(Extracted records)
↓↓↓

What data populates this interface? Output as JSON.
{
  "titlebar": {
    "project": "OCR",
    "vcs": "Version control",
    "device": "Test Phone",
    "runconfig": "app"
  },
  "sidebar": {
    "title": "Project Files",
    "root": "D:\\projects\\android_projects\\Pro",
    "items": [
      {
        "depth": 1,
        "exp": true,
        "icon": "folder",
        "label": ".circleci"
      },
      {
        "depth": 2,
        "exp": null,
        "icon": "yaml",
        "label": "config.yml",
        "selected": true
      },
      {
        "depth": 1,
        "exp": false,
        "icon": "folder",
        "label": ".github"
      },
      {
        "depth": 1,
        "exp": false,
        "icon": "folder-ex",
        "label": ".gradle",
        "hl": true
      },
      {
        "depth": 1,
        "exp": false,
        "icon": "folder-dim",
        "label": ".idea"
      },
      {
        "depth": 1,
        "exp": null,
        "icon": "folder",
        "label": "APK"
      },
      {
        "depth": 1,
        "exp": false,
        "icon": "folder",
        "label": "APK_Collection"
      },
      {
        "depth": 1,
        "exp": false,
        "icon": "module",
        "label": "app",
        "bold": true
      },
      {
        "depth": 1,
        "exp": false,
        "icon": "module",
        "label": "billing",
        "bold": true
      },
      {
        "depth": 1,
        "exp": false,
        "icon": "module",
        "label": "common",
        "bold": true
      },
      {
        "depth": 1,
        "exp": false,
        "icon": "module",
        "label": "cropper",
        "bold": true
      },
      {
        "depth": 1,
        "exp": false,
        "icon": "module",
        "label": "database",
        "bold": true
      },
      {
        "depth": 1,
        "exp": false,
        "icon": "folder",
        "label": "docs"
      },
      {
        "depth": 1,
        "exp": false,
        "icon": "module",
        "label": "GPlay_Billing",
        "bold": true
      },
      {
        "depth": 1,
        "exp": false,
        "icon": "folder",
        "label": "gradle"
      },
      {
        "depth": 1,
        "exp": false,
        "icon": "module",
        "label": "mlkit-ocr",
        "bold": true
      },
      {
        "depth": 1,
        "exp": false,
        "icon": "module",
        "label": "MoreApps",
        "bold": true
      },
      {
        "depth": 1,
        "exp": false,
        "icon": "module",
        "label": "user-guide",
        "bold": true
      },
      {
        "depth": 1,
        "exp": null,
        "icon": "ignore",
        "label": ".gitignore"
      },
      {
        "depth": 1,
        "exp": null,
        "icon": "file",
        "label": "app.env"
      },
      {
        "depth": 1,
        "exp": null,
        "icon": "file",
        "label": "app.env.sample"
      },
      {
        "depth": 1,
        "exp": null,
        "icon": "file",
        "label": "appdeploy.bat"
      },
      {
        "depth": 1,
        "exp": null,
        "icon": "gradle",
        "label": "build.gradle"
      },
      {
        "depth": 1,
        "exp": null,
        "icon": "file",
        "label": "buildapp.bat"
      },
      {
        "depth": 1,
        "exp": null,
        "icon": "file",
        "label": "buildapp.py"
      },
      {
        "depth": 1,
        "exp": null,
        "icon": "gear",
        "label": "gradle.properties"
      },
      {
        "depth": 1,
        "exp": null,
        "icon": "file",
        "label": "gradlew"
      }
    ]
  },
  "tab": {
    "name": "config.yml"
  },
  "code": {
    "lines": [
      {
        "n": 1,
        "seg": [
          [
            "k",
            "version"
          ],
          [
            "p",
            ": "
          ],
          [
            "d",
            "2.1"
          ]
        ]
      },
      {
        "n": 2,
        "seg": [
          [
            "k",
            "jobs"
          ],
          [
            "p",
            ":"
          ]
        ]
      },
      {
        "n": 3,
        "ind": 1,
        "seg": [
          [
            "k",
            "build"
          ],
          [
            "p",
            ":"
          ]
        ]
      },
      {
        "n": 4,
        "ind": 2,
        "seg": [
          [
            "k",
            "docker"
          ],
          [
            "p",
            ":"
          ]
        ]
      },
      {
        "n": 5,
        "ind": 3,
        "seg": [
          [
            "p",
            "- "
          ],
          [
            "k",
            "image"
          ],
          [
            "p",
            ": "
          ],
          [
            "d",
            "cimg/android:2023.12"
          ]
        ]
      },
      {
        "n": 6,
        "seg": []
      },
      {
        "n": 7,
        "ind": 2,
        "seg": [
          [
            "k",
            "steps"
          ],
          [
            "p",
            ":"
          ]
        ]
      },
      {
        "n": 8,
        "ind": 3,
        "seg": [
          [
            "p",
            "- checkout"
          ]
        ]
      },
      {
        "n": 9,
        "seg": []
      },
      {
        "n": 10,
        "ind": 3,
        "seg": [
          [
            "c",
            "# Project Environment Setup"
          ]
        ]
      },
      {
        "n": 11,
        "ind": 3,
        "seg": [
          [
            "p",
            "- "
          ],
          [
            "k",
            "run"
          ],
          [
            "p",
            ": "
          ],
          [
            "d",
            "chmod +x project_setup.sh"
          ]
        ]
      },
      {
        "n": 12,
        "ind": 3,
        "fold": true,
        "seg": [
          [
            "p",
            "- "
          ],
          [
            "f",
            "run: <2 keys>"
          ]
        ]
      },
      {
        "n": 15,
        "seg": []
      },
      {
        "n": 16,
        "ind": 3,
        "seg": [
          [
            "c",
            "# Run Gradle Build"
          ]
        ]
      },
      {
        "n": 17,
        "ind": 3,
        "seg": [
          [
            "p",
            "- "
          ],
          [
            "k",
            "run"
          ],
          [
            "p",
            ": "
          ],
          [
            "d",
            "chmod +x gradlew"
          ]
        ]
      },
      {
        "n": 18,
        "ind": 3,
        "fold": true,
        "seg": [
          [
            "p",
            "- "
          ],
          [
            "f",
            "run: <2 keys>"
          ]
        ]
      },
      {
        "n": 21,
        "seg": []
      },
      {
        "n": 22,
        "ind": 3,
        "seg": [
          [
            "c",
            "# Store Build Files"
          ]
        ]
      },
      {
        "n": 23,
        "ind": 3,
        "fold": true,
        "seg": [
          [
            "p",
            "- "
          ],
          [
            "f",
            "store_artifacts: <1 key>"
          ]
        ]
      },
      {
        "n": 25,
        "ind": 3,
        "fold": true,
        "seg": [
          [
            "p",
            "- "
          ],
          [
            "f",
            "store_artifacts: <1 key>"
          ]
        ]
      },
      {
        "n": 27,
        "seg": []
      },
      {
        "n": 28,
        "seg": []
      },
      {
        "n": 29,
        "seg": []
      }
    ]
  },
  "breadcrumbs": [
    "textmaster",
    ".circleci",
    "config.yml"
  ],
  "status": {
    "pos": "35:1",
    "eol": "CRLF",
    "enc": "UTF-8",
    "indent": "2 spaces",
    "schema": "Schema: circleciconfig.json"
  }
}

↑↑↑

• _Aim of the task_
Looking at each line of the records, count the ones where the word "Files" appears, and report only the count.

• _Your solution_
2